(Task details)
Among the entries that follow, find the lines containing the string "size" and copy them.

(Entries taken from a collection)
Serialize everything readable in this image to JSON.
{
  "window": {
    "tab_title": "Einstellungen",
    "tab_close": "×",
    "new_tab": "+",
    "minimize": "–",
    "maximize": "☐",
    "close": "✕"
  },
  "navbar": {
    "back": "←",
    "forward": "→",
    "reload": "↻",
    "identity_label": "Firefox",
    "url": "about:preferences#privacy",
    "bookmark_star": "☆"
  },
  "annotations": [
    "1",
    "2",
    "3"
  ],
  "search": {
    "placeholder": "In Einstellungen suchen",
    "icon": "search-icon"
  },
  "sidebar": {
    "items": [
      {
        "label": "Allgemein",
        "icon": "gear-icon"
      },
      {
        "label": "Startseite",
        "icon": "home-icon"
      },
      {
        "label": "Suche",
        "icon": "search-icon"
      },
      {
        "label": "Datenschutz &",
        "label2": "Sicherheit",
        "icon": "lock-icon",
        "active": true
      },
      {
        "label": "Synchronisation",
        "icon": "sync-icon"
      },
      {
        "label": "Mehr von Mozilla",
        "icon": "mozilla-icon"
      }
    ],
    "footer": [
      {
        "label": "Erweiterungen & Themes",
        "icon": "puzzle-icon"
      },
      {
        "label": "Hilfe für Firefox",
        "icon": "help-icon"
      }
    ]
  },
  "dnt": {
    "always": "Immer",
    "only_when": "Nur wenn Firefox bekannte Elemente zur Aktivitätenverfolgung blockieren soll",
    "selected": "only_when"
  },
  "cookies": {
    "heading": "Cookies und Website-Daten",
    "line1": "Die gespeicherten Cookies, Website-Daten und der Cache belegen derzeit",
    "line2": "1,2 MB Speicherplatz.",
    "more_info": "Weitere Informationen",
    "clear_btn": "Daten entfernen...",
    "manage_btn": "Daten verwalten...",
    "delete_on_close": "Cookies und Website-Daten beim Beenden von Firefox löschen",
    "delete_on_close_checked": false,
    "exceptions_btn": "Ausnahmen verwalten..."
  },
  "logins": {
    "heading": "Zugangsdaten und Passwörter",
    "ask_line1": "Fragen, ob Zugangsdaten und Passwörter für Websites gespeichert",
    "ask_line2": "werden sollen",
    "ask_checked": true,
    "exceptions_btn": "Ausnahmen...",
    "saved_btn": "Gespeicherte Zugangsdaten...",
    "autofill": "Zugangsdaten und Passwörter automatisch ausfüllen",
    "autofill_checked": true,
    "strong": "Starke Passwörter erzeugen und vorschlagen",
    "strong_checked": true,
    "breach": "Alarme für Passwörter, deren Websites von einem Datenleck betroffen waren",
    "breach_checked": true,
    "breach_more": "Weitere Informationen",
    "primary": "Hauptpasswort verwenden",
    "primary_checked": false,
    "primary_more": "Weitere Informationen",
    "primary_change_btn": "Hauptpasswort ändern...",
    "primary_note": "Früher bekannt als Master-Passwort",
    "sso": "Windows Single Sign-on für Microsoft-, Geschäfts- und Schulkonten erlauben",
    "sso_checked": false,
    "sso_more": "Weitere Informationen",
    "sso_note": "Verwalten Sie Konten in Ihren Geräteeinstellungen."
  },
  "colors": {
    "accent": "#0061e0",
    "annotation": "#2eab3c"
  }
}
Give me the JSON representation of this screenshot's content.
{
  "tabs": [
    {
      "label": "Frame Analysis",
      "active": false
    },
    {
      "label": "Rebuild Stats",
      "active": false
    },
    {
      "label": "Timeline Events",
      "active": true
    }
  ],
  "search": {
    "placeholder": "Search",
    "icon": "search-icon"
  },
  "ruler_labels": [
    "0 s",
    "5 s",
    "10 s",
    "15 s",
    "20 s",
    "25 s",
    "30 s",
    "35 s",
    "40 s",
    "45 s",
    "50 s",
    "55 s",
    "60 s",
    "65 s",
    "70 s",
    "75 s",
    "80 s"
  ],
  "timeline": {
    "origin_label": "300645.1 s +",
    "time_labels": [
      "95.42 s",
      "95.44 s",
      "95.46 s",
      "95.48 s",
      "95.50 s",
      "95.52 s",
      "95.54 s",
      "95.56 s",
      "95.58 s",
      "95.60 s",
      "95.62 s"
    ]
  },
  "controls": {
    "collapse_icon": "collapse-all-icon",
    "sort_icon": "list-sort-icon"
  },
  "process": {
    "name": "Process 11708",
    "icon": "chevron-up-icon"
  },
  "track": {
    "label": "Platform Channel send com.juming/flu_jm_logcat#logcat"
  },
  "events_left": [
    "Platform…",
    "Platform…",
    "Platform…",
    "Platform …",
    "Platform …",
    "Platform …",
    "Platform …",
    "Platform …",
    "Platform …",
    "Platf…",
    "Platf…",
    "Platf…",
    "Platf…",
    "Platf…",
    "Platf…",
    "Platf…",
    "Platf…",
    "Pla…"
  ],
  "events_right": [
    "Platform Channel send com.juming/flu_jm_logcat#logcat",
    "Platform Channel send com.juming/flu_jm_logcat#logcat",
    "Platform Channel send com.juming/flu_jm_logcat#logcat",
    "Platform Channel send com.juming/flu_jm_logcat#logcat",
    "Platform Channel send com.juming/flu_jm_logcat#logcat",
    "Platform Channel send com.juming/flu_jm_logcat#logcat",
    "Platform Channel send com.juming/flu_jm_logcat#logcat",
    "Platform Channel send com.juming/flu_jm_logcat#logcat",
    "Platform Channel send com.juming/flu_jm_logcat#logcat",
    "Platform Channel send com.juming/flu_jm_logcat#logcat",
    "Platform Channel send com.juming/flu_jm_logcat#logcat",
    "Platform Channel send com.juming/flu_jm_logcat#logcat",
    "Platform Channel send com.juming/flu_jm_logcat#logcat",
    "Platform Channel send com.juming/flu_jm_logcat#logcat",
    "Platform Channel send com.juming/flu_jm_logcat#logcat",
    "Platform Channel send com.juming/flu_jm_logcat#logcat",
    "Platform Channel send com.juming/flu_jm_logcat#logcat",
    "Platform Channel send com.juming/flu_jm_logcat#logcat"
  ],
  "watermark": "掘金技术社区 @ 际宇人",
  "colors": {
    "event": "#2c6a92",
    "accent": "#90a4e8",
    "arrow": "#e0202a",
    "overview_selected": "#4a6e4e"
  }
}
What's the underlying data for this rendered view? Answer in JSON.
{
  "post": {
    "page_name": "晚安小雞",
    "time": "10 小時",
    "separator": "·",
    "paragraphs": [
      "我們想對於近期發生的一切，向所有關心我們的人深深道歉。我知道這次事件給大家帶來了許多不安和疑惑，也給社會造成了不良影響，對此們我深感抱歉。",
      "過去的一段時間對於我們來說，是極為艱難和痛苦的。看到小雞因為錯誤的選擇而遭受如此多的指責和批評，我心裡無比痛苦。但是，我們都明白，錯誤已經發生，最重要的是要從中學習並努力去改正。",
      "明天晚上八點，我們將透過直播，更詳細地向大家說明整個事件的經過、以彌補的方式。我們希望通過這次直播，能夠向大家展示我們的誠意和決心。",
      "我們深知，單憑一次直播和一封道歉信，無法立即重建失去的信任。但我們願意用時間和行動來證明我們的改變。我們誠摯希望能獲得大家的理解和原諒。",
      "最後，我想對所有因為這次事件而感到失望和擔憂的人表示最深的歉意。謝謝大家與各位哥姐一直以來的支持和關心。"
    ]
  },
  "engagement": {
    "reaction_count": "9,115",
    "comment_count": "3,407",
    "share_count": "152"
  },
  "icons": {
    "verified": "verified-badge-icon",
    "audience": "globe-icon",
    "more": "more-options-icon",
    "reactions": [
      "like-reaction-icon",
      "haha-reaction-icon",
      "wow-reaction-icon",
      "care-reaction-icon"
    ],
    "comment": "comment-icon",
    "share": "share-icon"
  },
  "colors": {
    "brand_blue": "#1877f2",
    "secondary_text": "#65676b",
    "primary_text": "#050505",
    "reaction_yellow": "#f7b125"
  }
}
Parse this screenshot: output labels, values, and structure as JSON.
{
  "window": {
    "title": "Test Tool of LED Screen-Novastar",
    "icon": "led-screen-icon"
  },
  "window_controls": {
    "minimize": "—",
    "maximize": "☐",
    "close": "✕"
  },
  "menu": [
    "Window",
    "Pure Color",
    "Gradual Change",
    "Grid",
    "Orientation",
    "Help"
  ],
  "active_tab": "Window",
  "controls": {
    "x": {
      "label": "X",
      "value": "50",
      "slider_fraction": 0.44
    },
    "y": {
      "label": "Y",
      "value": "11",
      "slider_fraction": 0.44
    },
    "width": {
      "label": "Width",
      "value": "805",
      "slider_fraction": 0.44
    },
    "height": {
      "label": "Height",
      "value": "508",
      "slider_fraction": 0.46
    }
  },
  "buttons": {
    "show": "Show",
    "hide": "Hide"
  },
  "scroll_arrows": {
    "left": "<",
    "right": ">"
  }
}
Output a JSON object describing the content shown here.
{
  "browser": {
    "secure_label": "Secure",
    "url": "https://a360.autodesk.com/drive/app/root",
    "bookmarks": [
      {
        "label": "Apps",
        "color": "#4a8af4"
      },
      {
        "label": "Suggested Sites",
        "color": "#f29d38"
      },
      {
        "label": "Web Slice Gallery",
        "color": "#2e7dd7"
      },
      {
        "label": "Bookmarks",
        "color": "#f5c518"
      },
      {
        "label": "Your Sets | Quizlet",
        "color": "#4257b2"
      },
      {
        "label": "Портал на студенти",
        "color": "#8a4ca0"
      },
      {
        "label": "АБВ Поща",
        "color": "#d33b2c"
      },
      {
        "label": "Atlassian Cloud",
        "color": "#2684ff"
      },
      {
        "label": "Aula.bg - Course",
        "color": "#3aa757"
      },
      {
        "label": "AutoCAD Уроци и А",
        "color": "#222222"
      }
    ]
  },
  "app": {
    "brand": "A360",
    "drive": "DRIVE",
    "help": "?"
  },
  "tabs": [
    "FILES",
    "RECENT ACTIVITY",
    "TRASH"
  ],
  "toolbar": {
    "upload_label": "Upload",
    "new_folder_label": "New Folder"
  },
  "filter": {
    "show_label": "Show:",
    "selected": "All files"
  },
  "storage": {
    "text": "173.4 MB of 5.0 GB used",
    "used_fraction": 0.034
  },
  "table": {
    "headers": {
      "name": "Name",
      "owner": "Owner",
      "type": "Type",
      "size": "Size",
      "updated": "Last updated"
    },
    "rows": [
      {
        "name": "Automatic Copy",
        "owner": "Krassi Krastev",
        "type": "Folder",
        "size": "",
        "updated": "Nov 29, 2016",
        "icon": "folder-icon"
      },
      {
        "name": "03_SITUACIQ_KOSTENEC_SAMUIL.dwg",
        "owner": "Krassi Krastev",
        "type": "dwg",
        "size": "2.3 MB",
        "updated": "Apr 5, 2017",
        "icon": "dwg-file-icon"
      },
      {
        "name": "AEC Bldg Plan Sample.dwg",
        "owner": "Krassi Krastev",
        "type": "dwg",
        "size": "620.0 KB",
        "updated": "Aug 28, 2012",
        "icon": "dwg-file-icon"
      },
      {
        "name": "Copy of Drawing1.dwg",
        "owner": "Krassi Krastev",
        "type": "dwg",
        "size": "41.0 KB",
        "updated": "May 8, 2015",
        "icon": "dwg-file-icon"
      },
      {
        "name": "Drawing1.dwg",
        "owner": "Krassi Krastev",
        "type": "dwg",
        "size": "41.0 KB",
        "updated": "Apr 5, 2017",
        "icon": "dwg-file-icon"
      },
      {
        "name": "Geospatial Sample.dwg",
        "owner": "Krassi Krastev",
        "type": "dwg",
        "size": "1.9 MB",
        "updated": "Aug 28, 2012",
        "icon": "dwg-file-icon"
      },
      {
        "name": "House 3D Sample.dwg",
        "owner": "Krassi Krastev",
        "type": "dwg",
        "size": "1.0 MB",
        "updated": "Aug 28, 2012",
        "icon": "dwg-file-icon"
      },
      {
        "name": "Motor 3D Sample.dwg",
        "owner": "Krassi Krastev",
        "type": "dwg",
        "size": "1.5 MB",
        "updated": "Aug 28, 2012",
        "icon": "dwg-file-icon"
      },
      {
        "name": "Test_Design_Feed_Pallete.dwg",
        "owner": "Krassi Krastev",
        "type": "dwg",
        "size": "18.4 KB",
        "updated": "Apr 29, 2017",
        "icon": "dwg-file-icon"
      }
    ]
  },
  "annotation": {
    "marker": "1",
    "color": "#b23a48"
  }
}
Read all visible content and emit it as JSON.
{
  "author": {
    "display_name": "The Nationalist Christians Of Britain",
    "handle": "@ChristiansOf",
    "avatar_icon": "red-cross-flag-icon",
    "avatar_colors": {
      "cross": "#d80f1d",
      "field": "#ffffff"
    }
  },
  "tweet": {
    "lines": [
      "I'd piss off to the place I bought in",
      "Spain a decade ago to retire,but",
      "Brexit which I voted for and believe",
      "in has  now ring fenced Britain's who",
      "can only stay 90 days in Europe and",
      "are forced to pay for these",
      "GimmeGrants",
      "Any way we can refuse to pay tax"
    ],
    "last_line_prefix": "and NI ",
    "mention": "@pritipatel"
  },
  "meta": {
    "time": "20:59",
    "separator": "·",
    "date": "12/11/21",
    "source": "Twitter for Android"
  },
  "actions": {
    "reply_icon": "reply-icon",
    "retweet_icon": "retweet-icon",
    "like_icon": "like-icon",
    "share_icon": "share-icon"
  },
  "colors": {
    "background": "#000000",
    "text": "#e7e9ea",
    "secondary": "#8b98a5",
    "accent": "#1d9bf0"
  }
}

(Output of the exercise)
      "size": "Size",
        "size": "",
        "size": "2.3 MB",
        "size": "620.0 KB",
        "size": "41.0 KB",
        "size": "41.0 KB",
        "size": "1.9 MB",
        "size": "1.0 MB",
        "size": "1.5 MB",
        "size": "18.4 KB",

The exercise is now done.